That we must stand up for our rights to protect ourselves.
That we must stop them from accessing benefits they didn’t “earn.”
That they are taking away what is ours and giving it to them.
Is it so surprising we developed into the anxious, bellicose, and grasping people we have when our very way of life is built on a system of scarcity–of fear and consumption? Is it so surprising our country struggles to create local and national safety nets when the economic-social theory upholding us is premised on creating shortage out of abundance?
Is it so surprising we are so grasping when our founders and leaders believed it is our manifest destiny to march around the world, staking their flags in the soil of every country who could not muster sufficient opposition? Who saw and have taught us to see creation (and each other) as commodities to exploit, draining our collective well to its dregs before moving on to dig (or steal) others?
Perhaps you balk at this, believing that our leaders had and have the best interest of their people at heart and simply want us to live as well and as free from care as possible.
And I would agree. Provided we are their people.
But what if we instead decided to identify with a different people? To be a different people?
But what if, at least once per week, we chose to inconvenience ourselves by showing up to a community confronts our advantages, privilege, and biases?

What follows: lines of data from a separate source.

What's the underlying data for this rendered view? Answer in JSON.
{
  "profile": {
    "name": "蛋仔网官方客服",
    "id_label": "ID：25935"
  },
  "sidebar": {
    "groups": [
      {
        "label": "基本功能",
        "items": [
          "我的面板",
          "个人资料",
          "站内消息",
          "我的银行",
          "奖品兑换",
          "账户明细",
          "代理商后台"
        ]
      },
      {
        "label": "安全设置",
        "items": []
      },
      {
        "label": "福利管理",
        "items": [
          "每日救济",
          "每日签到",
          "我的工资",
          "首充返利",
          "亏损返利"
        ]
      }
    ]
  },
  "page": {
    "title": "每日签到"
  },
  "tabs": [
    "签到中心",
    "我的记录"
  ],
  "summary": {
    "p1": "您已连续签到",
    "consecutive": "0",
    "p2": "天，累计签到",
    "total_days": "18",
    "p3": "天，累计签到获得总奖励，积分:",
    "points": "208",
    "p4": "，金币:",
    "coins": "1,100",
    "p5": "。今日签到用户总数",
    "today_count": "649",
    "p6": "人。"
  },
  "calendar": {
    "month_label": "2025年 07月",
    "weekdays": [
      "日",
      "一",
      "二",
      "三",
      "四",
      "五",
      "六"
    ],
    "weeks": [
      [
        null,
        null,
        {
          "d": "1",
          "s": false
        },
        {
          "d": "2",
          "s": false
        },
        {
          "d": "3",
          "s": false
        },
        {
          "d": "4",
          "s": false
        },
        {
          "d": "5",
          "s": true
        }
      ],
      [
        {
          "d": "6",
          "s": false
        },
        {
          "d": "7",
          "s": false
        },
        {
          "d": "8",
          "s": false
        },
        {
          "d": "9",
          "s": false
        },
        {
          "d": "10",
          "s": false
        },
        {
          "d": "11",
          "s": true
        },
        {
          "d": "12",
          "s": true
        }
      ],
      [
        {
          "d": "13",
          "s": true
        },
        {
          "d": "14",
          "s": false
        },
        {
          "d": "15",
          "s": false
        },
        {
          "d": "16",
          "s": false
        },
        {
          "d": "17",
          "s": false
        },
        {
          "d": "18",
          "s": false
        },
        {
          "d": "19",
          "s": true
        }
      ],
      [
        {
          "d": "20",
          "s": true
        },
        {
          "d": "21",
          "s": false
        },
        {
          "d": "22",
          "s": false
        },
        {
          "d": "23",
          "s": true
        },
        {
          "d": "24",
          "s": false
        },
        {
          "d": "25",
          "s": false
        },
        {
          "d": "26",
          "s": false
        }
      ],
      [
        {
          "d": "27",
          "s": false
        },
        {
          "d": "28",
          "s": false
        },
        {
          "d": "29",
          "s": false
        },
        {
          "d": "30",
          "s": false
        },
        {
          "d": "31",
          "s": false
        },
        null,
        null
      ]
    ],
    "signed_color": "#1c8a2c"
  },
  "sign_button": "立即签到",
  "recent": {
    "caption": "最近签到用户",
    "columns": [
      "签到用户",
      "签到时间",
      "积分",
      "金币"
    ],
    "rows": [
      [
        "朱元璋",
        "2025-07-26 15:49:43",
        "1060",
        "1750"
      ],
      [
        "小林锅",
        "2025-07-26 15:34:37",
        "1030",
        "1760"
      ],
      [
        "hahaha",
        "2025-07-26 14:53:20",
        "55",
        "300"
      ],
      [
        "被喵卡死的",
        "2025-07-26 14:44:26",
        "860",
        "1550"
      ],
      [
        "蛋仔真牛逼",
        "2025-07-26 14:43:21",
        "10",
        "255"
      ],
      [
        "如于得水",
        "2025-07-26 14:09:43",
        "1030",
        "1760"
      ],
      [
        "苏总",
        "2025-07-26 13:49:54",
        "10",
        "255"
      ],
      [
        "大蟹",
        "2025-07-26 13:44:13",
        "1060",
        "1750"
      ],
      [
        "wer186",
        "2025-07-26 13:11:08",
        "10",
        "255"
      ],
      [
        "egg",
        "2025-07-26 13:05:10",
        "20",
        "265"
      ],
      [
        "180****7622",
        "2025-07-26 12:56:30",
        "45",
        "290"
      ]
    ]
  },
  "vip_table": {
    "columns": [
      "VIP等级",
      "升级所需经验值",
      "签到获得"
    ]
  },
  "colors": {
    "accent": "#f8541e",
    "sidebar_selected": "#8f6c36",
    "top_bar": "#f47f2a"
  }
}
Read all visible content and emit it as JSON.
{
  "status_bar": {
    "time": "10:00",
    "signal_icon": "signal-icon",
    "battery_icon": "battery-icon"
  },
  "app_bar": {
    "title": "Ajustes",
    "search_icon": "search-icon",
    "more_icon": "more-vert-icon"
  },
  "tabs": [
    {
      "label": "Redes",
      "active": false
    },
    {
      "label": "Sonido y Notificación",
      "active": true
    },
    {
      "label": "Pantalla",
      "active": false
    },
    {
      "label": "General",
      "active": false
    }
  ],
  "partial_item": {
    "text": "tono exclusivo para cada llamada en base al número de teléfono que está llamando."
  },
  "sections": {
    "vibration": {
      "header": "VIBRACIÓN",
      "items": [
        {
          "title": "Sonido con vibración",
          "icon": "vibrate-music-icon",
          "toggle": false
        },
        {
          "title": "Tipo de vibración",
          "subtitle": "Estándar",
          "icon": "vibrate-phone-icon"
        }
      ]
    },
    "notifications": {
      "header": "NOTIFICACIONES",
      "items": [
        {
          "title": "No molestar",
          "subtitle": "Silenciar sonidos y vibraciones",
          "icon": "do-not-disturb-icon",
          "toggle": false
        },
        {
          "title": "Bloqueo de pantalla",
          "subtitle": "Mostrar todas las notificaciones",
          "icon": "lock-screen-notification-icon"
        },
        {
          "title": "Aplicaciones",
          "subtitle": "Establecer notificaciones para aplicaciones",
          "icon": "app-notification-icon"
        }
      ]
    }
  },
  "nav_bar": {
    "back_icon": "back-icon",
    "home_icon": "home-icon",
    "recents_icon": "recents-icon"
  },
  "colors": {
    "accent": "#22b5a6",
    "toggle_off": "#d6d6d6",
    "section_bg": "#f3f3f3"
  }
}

What if we spent an hour or so every week participating in elaborate rituals intent on inviting us to serve those we would typically expect to serve us?
What if this community proclaims that our strength is found through identification with the weak; that it is the lame, the blind, and the deaf who can most accurately display the Divine for us and teach us to walk, see, and hear?
What if we put ourselves in the service of a movement that reminds us on a weekly basis that it is the haves who often miss the point of God’s work, that it is Good News to find yourself sitting under the authority of the have nots?
What if we spent time away from the push of scarcity’s dividing force and instead investing ourselves in a story that draws us together in a fool’s vision of abundance? A story that proclaims “the earth is the Lord’s and everything in it”; that, like Jesus, the “true manna,” all things are given as part of one cosmic eu-charist, one Good-Gift. A Gift that, when received with hands open in thanksgiving, never fails to provide just enough for all.
For people in oppressed and forgotten communities, the Church (particularly the very white church in which I participate) may seem an odd place to be confronted with these issues, but I believe that just as the Christ Story can and has been used to enforce traditional power structures, it can and should be used to tear them down–and it is within those walls I have received critiques of my own proclivities and privileges.
It is in the Christ Story that I am confronted with my addiction to power and the respectability being a religious leader brings.
In the Christ Story I am confronted with my bias for masculinity; for my implicit belief that the best leaders are those who speak and act forcefully, leading from strength and certainty.
And it is in the Christ Story that I am confronted with my acceptance of the lie of scarcity–of not enough-ness–and am invited weekly to stretch out my hands and see Divinity in the simplest of substances, to receive the Gift and recognize the abundance all around.
If we are to move forward, bringing the Kingdom of God that is within us into reality around us, we must honor the silent, quiet voices of peace and plenty. We must step off our stages of power into the congregation of the powerless. And we must receive the Gift, sharing it freely, and look around to see our entire world as “a great salad bowl,” brimming full of the abundant Divine.
1. Dreifus, Claudia. “Bonobos Don’t Kill Each Other.” The New York Times, 5 July 2010, http://www.nytimes.com/2010/07/06/science/06conv.html.↩
2. I know, right? Where do I sign up?↩
4. Yes, for those who know my story, the irony is not lost.↩